Already, it is proving capable of finding its way through the family maze.

Now it is one week late. So what do I do??

One of the personnel at the health club where I have been swimming--a woman with five children--told me that her fifth was thirteen days late. While waiting, she was so frustrated that she took down the changing table.

I can think of some other things to do!

Meanwhile, Jordan and Jessica have exams through Wednesday which they don't want to miss. Given how considerate this little one is, I am thinking... maybe Thursday?

Thursday, June 4, 2009

Waiting Still

What do you do when you are waiting—waiting for an event that could happen any minute, that will require your utmost concentration and strength, that will radically change your life, inside and out, and over whose timing you have no control?

How do you start any activity knowing you might be interrupted? How do you make any date knowing you might not make it? How do you live while waiting for a birth?

I keep thinking that this is the last time. It is the last time we will clean the house; the last time Geoff will go to the grocery store; the last time Jordan will mow the lawn; the last time I will bake bread, go swimming, do laundry, brush teeth… take a breath. And then it isn't.

I keep thinking that the wee one will blossom with this round of spring’s flowers.

First, nearly three weeks ago, there were the dandelions, short and pert, their sunny yellow heads bobbing in the breeze. Kai called them “dandys” and protested ferociously when Jordan set out to mow them down. “They’re so beautiful!” he cried. Would this child be a dandy? No.

Then there were the lilacs, my favorites, exploding in white and purple on either side of our house. Their soothing scent filled our sensory spaces for several days, until these short-lived blooms yielded to a cool rain. Would this baby be born in lilac? No.

Then came the buttercups, golden dots swaying in the meadows amidst the lengthening greens, their sweet and shiny leaves beaming back at the warming sun. Would this small traveler reflect the sun? Nope.

Then came the irises, growing in large clumps behind the house, blue-white, white-blue, and soft yellow, their animal-mouths eating the air. Would this one be breathing soon? It’s not too late!

What next? The hydrangea will be blooming sometime in July.

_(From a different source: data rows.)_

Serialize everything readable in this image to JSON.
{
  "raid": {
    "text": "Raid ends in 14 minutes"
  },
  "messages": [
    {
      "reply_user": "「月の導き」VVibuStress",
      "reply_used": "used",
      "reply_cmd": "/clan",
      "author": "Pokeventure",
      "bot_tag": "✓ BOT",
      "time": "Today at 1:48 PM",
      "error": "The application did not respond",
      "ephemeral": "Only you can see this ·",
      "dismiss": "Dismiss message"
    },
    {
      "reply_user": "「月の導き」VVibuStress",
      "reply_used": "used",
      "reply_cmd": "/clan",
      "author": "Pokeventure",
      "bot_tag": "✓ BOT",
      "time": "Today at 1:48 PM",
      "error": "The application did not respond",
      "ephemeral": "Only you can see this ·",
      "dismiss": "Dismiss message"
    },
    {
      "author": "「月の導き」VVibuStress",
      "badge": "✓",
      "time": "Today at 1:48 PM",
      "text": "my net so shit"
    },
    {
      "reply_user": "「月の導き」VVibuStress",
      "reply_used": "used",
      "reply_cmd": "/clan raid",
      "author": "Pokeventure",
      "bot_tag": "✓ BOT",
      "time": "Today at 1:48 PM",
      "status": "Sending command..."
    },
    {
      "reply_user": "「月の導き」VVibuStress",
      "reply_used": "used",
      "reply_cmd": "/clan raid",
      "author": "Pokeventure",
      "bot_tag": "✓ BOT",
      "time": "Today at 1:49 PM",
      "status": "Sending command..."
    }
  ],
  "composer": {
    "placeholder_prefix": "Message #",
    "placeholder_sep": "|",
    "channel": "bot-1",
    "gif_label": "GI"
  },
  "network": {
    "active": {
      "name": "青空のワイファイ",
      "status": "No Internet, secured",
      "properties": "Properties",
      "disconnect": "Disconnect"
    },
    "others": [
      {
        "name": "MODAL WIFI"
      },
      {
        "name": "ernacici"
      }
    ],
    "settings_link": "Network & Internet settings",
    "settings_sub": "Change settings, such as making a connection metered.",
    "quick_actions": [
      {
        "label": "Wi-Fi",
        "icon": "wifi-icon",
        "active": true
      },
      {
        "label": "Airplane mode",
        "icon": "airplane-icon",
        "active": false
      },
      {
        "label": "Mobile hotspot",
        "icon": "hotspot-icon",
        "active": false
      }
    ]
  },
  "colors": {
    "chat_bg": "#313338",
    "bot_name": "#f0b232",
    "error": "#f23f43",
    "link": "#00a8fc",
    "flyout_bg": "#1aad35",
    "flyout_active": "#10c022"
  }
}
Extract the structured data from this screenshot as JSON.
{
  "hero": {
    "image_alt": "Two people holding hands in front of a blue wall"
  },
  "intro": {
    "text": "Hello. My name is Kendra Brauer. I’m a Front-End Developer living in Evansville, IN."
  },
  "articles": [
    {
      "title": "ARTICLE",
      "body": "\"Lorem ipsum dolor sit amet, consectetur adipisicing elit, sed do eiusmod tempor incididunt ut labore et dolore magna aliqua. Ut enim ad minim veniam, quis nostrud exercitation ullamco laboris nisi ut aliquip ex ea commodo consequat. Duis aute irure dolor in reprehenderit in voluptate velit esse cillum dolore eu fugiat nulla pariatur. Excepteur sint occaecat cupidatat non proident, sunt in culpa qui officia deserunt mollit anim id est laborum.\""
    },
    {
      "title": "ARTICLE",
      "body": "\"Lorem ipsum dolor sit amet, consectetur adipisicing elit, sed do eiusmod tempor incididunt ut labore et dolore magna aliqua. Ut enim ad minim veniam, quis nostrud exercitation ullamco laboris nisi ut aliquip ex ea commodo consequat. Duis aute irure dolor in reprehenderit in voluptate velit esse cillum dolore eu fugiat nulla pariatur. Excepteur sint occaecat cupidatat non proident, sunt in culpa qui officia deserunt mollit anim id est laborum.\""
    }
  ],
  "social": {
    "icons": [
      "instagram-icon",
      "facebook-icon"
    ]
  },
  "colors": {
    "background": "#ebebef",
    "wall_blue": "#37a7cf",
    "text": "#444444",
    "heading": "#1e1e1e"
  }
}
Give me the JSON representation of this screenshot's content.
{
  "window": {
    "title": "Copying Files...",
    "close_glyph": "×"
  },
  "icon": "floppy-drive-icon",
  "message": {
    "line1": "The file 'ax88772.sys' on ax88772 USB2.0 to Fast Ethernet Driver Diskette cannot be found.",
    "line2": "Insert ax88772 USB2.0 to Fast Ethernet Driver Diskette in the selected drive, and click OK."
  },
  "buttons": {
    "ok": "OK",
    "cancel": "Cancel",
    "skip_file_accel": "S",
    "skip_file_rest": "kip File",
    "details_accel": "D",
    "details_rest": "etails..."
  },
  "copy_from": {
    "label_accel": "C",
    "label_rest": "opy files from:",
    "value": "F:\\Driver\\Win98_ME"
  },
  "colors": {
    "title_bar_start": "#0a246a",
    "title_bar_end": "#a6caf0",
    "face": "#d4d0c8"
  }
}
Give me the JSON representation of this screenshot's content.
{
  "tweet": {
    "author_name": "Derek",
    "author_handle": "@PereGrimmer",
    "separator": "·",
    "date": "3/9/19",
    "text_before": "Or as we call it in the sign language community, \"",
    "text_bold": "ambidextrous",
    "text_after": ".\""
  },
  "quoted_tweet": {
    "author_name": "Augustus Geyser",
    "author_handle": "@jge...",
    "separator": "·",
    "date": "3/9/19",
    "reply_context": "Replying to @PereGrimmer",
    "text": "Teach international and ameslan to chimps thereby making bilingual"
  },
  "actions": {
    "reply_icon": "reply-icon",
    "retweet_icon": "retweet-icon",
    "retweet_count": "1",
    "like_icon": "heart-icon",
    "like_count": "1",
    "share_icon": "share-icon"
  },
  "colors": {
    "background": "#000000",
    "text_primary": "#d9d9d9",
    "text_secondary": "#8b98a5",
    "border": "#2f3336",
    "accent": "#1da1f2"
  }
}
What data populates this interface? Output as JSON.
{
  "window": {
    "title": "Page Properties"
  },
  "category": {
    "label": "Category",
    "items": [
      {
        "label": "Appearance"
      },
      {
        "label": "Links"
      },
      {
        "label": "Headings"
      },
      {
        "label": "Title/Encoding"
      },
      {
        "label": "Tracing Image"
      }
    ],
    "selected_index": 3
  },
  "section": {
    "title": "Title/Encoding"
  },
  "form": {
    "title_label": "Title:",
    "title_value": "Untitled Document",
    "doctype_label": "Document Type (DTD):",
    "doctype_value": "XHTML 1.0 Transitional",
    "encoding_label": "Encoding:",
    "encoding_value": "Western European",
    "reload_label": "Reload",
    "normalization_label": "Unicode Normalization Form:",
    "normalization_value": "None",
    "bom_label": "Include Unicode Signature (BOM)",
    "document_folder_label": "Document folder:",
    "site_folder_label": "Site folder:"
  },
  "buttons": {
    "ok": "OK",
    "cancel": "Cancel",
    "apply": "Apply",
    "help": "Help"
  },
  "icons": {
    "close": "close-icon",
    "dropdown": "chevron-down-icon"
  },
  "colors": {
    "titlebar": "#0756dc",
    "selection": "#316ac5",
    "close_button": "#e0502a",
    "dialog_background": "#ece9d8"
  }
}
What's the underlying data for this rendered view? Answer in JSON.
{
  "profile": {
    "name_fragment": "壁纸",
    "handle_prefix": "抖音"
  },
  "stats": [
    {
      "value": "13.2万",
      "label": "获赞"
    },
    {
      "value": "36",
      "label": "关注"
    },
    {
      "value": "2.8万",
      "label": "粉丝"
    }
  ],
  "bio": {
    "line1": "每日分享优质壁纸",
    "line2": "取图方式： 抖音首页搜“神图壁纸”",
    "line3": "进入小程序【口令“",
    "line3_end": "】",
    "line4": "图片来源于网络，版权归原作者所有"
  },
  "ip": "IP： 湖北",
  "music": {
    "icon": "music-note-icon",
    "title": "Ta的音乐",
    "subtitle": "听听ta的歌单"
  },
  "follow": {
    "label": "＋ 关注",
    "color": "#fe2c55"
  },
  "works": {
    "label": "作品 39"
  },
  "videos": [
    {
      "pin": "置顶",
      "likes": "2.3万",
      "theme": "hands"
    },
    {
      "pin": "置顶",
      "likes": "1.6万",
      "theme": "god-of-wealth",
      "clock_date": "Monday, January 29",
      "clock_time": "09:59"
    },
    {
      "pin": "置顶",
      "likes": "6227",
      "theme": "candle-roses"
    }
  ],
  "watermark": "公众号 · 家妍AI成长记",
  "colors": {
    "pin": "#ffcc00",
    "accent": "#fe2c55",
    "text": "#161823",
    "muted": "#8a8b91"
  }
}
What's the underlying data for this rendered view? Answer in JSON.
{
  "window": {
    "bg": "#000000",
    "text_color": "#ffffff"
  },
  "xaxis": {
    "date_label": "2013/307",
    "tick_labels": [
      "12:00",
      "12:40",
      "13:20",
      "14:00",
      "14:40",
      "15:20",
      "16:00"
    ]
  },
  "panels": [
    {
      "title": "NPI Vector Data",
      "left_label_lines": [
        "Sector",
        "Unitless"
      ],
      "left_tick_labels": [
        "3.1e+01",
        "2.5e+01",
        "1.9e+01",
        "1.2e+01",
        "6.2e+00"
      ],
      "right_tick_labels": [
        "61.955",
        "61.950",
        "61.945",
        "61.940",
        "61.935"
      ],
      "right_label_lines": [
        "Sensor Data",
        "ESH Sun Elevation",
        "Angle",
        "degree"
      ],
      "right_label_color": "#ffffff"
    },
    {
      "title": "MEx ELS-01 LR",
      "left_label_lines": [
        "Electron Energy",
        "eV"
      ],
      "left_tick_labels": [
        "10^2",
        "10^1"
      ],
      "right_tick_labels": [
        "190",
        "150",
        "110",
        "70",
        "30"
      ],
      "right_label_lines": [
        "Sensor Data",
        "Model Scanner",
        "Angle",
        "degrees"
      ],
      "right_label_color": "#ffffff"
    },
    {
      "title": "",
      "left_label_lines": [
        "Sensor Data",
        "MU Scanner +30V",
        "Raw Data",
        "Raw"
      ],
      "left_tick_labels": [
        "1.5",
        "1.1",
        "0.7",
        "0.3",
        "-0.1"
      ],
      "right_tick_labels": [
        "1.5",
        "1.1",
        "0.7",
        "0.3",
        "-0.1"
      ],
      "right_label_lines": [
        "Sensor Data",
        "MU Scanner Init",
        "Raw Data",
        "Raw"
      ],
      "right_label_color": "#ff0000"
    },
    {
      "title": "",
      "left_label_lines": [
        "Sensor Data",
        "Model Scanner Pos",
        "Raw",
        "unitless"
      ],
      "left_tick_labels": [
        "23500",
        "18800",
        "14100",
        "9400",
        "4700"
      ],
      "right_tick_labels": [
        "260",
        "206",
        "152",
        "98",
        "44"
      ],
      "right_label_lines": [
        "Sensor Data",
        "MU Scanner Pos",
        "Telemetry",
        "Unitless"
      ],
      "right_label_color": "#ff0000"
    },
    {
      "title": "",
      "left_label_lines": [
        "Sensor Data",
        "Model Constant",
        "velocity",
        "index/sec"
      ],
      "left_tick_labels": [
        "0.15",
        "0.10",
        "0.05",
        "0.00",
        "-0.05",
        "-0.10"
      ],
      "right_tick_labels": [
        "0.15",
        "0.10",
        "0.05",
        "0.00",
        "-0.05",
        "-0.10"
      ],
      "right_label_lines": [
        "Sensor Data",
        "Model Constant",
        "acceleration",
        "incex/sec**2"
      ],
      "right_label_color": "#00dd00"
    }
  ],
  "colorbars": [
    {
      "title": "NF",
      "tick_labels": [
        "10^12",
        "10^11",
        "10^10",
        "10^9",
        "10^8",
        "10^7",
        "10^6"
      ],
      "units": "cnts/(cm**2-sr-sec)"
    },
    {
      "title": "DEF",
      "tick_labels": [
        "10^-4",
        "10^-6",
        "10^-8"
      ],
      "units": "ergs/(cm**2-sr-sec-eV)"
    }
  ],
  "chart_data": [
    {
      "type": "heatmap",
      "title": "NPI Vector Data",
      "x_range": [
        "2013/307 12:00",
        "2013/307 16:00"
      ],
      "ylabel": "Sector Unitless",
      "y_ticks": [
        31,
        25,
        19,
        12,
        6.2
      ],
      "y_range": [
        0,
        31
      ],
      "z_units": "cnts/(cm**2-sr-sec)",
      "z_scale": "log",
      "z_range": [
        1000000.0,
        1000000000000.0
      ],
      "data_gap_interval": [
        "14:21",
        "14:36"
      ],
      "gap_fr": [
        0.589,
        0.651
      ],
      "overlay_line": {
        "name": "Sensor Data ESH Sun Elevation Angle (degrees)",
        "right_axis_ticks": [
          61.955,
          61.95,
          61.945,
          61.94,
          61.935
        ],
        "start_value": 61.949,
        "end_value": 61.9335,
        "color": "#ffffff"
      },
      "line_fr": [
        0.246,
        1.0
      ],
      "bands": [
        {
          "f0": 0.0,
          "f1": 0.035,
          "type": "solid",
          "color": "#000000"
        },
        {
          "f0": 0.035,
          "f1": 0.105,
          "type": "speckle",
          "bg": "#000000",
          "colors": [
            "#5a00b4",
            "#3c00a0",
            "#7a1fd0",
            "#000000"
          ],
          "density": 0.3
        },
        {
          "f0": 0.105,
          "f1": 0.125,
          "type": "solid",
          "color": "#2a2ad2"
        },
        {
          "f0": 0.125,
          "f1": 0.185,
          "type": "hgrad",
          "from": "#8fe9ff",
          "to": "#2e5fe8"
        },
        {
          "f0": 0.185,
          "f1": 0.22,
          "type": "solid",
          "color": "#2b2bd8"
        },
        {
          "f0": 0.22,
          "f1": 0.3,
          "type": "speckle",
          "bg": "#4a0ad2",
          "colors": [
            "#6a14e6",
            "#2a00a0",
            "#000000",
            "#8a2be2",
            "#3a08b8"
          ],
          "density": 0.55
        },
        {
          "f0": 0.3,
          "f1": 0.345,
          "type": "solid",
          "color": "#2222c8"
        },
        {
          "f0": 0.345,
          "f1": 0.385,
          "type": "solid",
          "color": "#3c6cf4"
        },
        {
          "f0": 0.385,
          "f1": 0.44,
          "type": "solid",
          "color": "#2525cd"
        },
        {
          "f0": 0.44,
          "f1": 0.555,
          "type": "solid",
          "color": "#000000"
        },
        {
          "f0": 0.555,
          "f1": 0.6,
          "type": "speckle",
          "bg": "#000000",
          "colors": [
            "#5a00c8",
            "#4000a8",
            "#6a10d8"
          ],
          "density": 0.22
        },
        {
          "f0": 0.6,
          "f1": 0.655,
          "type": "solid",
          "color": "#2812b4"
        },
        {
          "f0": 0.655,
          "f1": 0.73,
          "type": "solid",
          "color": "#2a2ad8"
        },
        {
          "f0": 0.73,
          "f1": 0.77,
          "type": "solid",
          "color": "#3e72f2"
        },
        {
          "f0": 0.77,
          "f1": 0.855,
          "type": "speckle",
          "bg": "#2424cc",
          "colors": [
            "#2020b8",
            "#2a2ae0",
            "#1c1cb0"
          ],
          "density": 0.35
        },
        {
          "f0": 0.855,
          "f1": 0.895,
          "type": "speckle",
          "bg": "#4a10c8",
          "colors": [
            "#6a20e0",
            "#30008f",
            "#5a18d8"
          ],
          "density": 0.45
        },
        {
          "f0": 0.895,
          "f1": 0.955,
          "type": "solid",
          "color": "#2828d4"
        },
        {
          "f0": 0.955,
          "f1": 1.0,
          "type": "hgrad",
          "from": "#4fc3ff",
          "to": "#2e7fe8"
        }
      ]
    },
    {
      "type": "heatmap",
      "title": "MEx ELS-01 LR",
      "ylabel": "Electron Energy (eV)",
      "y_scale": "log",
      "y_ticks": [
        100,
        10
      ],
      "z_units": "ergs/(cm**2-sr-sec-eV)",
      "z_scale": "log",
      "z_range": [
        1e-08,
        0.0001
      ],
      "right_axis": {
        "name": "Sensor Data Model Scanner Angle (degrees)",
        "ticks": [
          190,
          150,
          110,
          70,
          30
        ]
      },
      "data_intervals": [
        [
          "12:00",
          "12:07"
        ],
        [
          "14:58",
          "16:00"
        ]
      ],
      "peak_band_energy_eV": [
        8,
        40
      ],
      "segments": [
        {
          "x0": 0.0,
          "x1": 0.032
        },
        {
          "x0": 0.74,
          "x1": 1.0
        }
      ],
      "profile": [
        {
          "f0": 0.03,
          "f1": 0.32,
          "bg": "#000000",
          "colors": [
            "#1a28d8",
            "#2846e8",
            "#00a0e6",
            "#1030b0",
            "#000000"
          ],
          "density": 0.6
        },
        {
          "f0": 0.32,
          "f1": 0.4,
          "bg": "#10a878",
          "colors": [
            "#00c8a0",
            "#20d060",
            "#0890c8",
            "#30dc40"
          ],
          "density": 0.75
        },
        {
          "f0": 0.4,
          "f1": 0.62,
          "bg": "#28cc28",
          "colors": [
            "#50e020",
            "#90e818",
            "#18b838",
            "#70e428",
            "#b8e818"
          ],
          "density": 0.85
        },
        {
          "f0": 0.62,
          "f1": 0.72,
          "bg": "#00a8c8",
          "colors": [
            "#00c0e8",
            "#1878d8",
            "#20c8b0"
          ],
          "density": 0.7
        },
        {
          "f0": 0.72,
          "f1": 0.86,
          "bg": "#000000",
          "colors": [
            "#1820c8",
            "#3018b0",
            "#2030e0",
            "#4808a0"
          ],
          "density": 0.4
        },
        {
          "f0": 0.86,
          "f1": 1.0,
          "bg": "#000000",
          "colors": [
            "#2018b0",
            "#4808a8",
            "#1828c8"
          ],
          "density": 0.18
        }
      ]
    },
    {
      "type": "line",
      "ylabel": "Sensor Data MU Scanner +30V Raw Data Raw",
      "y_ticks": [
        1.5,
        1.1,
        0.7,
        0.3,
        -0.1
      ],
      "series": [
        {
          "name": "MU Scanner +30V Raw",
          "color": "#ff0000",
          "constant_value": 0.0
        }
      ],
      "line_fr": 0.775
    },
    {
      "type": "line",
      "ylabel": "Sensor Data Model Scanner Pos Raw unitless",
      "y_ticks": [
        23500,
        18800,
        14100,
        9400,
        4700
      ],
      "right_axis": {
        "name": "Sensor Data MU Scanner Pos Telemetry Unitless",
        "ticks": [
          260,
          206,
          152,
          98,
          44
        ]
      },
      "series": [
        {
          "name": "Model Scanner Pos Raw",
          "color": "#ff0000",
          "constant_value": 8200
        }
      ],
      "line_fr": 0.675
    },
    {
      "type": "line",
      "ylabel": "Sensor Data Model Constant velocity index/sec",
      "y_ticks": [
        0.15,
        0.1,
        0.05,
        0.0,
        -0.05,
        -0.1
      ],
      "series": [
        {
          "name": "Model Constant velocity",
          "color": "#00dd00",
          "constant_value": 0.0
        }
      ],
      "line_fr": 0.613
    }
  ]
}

Then, on Tuesday morning, June 2, due date plus one, I receive an email from a woman named Gina Cloud inviting me to do a radio show with her later that day. I jump at the opportunity, before fully cognizing that “later” means 8-9 PM, Pacific Daylight Time. Past my bedtime! I spend the afternoon teased by every cramp and contraction. How can I go into labor now?! Please no! I vow not to schedule anything else until after the birth.

I sneak away from evening chores for a nourishing nap, rocked to sleep by contractile waves. Finally, as the hour hand slowly reaches its mark, I breathe a sigh of relief. I know I am going to make it… and then I have the most wonderful time! Gina is terrific. Once we sign off the show, I am ready! But nothing is happening. The womb seas are as flat as a placental pancake.

Ah well. For a podcast of our radio show, click HERE!

You can also subscribe to Gina's show through iTunes (search for "Gina Cloud") or visit the Contact Talk Radio website, and download her "June 2, 2009" show!

Here we are today, due date plus three. I glance out the window this morning to see a family of geese, four fluff balls flanked by two parents, floating across the pond. So when will we hatch?

Jordan and Jessica happen to be studying the reproductive system in their eighth grade biology class, and this morning they are scheduled to watch a movie of a baby being born. I’ll bet the movie won’t be late.

It is a beautiful day.

How about now?